Automatically assessing conversations with Alexa
Model for estimating customer satisfaction with interactions that span multiple domains improves on predecessors by 27%.
More and more, interactions with Alexa involve multiturn dialogues, which Alexa uses to fill out the details of a request or coordinate multiple skills.
Dialogue models, like all deployed AI models, require regular evaluation to ensure that they’re meeting customers’ needs. But evaluating a conversational interaction is a challenge; historically, it’s required human judgment, which makes evaluation slow and costly.
Last week, at the Conference on Empirical Methods in Natural Language Processing (EMNLP), we presented a new neural-network-based model that attempts to estimate how customers would rate their satisfaction with dialogue interactions.
In tests involving three different groups of users across 28 domains (such as music, weather, and movie and restaurant booking), our model estimated customer satisfaction 27% more accurately than a prior neural-network-based model.
The new model was also 7% more accurate than an earlier model from our group. The earlier model took advantage of features specific to Alexa’s previous dialogue manager. The new model does not, which means that it should generalize to new dialogue managers (such as Alexa Conversations) or alternative approaches to dialogue management.

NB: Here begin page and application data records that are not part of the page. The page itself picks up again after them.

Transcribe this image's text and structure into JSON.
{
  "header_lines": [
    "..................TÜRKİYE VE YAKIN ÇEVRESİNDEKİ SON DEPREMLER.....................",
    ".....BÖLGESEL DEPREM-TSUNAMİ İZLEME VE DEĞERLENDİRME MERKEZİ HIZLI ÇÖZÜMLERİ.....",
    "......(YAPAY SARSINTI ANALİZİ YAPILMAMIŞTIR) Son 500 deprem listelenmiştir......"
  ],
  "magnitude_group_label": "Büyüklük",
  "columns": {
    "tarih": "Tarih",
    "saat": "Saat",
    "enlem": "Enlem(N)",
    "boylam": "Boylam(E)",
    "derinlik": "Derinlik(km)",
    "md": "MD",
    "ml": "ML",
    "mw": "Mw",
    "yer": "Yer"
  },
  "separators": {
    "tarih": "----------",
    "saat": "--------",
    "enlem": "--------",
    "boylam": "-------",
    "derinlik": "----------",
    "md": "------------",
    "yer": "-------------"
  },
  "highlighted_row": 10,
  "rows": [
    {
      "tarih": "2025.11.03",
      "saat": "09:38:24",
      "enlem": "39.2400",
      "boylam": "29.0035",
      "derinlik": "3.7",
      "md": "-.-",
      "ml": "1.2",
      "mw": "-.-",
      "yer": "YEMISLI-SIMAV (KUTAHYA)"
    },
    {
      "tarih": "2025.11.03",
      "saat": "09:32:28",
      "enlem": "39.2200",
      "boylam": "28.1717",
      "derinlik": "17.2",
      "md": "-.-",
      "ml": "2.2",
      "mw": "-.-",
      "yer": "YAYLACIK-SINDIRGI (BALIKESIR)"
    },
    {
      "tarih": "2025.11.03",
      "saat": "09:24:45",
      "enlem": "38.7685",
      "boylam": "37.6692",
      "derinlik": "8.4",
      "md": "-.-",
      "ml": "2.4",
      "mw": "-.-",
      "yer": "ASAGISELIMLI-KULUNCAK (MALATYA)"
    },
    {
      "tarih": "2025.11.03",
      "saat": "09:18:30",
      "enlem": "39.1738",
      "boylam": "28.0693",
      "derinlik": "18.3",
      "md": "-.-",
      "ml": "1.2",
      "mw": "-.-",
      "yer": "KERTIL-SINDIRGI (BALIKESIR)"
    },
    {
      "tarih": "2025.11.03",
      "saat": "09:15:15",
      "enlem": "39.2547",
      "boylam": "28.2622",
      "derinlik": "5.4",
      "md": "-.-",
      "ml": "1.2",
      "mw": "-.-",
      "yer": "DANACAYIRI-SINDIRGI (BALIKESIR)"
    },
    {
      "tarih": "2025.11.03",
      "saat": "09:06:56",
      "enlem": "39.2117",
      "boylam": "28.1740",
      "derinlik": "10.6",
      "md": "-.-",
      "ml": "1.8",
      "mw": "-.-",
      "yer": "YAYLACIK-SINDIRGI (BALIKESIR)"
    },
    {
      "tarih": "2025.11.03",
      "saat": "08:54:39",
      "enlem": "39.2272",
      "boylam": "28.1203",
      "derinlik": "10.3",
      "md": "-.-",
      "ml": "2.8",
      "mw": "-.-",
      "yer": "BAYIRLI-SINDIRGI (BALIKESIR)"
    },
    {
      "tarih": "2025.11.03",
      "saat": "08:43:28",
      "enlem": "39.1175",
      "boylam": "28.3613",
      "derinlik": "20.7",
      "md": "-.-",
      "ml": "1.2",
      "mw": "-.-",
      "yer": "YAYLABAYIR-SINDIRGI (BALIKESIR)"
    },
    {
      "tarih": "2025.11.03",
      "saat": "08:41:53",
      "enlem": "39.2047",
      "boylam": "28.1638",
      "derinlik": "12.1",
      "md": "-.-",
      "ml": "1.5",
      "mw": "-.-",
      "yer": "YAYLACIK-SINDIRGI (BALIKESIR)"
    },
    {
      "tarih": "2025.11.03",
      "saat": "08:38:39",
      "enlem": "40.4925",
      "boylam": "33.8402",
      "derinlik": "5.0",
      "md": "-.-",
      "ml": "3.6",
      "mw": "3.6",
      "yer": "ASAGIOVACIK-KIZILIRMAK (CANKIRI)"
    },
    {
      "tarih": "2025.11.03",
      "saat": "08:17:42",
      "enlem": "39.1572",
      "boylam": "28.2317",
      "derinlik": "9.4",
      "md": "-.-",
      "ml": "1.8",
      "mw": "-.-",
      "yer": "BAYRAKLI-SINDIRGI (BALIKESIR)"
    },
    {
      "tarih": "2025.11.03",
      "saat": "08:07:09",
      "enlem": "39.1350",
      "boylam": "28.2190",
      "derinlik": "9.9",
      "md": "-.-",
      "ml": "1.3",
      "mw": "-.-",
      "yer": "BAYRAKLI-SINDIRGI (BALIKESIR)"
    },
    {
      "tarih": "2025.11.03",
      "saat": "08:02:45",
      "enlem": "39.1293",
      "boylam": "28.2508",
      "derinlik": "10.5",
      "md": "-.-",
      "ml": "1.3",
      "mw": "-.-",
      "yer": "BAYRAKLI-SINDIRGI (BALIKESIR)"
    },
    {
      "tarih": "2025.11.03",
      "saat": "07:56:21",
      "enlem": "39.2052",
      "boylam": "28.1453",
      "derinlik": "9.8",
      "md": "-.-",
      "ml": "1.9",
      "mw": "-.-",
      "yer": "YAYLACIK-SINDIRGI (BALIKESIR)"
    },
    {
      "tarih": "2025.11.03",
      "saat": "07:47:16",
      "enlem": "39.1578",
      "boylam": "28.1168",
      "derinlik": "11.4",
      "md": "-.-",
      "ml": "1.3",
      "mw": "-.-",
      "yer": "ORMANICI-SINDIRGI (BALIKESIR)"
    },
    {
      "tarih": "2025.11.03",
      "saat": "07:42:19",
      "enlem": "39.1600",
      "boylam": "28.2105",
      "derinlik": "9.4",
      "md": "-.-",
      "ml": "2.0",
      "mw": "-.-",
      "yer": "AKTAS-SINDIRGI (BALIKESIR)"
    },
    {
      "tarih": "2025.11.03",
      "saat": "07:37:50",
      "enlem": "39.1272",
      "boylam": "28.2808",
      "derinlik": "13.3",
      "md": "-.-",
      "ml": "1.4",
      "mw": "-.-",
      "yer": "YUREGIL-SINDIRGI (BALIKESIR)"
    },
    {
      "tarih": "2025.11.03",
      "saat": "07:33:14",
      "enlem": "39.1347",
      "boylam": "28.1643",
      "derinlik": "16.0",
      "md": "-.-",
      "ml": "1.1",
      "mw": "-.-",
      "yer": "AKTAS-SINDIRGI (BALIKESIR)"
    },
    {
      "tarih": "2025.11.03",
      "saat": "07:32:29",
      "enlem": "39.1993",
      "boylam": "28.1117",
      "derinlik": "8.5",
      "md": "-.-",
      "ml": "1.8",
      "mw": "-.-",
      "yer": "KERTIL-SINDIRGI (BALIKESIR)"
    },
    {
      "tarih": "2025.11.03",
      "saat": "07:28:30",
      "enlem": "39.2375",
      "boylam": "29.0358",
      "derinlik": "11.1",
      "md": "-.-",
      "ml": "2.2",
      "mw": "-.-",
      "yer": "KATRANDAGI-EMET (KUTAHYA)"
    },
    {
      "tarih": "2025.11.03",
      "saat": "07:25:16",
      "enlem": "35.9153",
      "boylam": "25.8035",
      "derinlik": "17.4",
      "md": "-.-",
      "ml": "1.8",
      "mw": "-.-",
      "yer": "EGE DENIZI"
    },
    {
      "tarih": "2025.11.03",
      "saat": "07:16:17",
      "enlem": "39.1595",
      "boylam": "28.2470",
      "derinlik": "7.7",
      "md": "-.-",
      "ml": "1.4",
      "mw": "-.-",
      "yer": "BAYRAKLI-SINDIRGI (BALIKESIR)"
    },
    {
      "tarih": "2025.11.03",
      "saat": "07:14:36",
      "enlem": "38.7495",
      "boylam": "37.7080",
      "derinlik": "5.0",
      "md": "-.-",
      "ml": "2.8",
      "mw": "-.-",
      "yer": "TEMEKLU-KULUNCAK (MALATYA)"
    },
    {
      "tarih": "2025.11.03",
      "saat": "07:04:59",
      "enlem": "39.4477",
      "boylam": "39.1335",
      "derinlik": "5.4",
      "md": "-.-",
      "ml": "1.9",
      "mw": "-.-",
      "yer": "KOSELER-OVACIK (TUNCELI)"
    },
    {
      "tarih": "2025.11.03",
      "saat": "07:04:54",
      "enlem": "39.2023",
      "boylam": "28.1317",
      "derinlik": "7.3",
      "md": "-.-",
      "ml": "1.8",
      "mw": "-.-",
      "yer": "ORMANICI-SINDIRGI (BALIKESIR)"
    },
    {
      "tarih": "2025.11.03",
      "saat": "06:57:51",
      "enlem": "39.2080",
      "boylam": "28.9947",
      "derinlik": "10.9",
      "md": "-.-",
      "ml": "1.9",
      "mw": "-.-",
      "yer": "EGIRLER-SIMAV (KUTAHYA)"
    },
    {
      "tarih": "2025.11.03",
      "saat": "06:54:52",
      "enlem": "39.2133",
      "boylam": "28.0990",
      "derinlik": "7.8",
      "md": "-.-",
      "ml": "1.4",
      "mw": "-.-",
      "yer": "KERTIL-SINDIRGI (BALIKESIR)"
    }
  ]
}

The intuitive way to train a dialogue assessment model is with sample dialogues labeled according to how satisfying they are. This has proved challenging, however: people frequently disagree in their overall assessments of the same interaction, and customer evaluations are noisy.
Instead, researchers typically use training data in which each dialogue turn is rated individually; there tends to be more agreement on turn-by-turn assessments. This is the approach we took in our previous work.
In our new work, however, we train a model jointly on turn-by-turn data and overall user assessments. We use an attention mechanism to weight the contributions of the turn-by-turn scores to the final score. Those weights are learned from the data and can generalize across multiple skills and tasks.
A more-general model
In our previous work — which we presented last year in two papers (paper 1 | paper 2) — we identified 48 distinct features of the input data that a dialogue model should use to predict customer satisfaction. Some of those features were general, such as the speech recognizer’s confidence in its transcription of the input utterance. Other features, however, referred to specific dialogue acts — such as affirmation, negation, interrogation, or termination — tracked by an earlier version of Alexa’s dialogue manager.
In the new work, we keep only 12 of the most general features from the original set of 48, and we add five new ones, based on the Universal Sentence Encoder (USE). USE is a model for embedding input texts, or representing them as points in a multidimensional space, such that points representing related texts cluster together. Our new input features include the USE embeddings of customer and system utterances and measures of the similarities between them.
This feature set is much more general than the one we used in our earlier work, so it applies to a range of dialogue managers and domains. Yet a model trained using that feature set outperformed our earlier model — even when the test data included the specific dialogue acts on which the earlier model was trained.
In our paper, we first consider a model that predicts turn-by-turn ratings using a long-short-term-memory (LSTM) network. LSTMs process sequential inputs in order, so that the output corresponding to each input factors in both the inputs and outputs that preceded it.
Then we present an iteration of the model that replaces the LSTM with a bi-directional LSTM (bi-LSTM), an LSTM that processes the same data both forward and backward. The bi-LSTM jointly predicts the turn-by-turn ratings and the overall dialogue rating.
The outputs of the bi-LSTM pass through the attention layer, which accords some dialogue turns greater weight than others, before passing to the final layers of the network, which perform the classification. The loss function used to evaluate the model during training is a weighted combination of turn-level ratings and the overall dialogue rating.
In ongoing work, we plan to expand the model to factor in the preferences of individual users.